Recently, Manheim Township High School has found two bullet casings inside classrooms; the casings were discovered within three weeks of each other. These findings have left students with many questions about the safety of our school and the procedures used to determine the level of threat they provided. Emails went out to every student after the school day had ended with a generic message from Dona Ridley, Principal David Rilatt’s secretary, stating, “After a thorough investigation, we were able to determine how and why the casing was found on the floor; we found no evidence of any danger to our students or staff.
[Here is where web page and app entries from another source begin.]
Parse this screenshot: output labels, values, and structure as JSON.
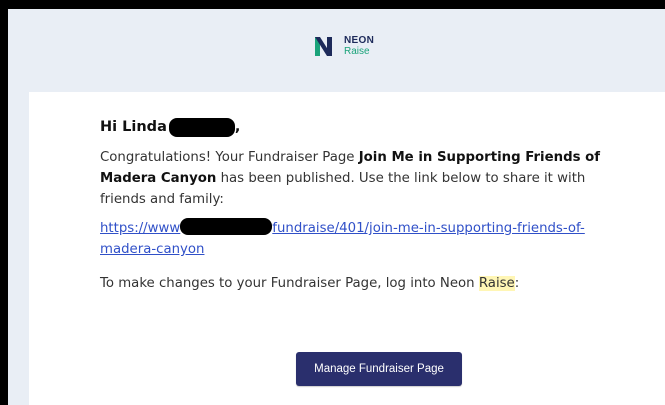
{
  "logo": {
    "brand_line1": "NEON",
    "brand_line2": "Raise",
    "colors": {
      "navy": "#1d2a5a",
      "green": "#1aa37a"
    }
  },
  "email": {
    "greeting_prefix": "Hi Linda",
    "greeting_suffix": ",",
    "congrats_before": "Congratulations! Your Fundraiser Page ",
    "page_title": "Join Me in Supporting Friends of Madera Canyon",
    "congrats_after": " has been published. Use the link below to share it with friends and family:",
    "link_start": "https://www",
    "link_end": "fundraise/401/join-me-in-supporting-friends-of-madera-canyon",
    "changes_before": "To make changes to your Fundraiser Page, log into Neon ",
    "changes_highlight": "Raise",
    "changes_after": ":",
    "button_label": "Manage Fundraiser Page"
  },
  "colors": {
    "background": "#e9eef5",
    "card": "#ffffff",
    "button": "#2a2f6d",
    "link": "#3050c8",
    "highlight": "#fff6b5"
  }
}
The situation was resolved quickly.” While Manheim Township High School has not had an evacuation due to a threat at school for three years now, almost every student has heard of the stories of prior evacuations due to bullet findings, and now, they wonder why they were never evacuated, or even alerted, during the finding.
“When something like this happens, I feel like a bigger deal is made about it” said Anabelle Lapp, a junior at Manheim Township High School. “This time, the situation was dealt with quicker and kept more under wraps.”
Matt Johns, Manheim Township High School’s dean of students, believes that the school’s administration team took the proper precautions in order to determine the nature of the bullet casings. During the investigation, the school confers with parents, teachers, and student witnesses, who were there, or have knowledge about the threat.
“Just like any other concern we have here for school safety, we have to track down the source and determine the circumstances of that source,” said Johns.
After the results of the investigation are confirmed, administrators discuss them with the SRO, the school resources office, or law enforcement unit at the high school. Administrators follow a consistent protocol that is not public information to students. Protocol, depending on the issue at hand, can take anywhere from one hour to the entire day, according to Johns.
“When we are able to check the boxes both efficiently and quickly, we do. When we have to slow down because we feel as if we don’t have all of the answers we want to for school safety, then we definitely slow down” stated Johns.
Johns and the administrative team believe that the instance of two bullets within a couple weeks was simply bad luck. The findings of the bullet casings were coincidental. While they were found to be no threat to the school, the high school is still taking more precautions for student safety. Two years ago, the school was alerted that the front entrance raised physical safety concerns, so, starting after winter break this year, the construction on the new lobby and entrance area began.
“Prior to the construction on the front office lobby, a guest, visitor, or even a student was buzzed into the school before the security check happened. The changes out there now allows people to be checking by security prior to having full access to the rest of the building” Johns said.
The school district is working on making the school a safer place. By remodeling the front, educating students on the ALICE protocol in case of an intruder, and hiring a security monitor at the arena entrance, a Manheim Township aims to eliminate as many threats to students as possible.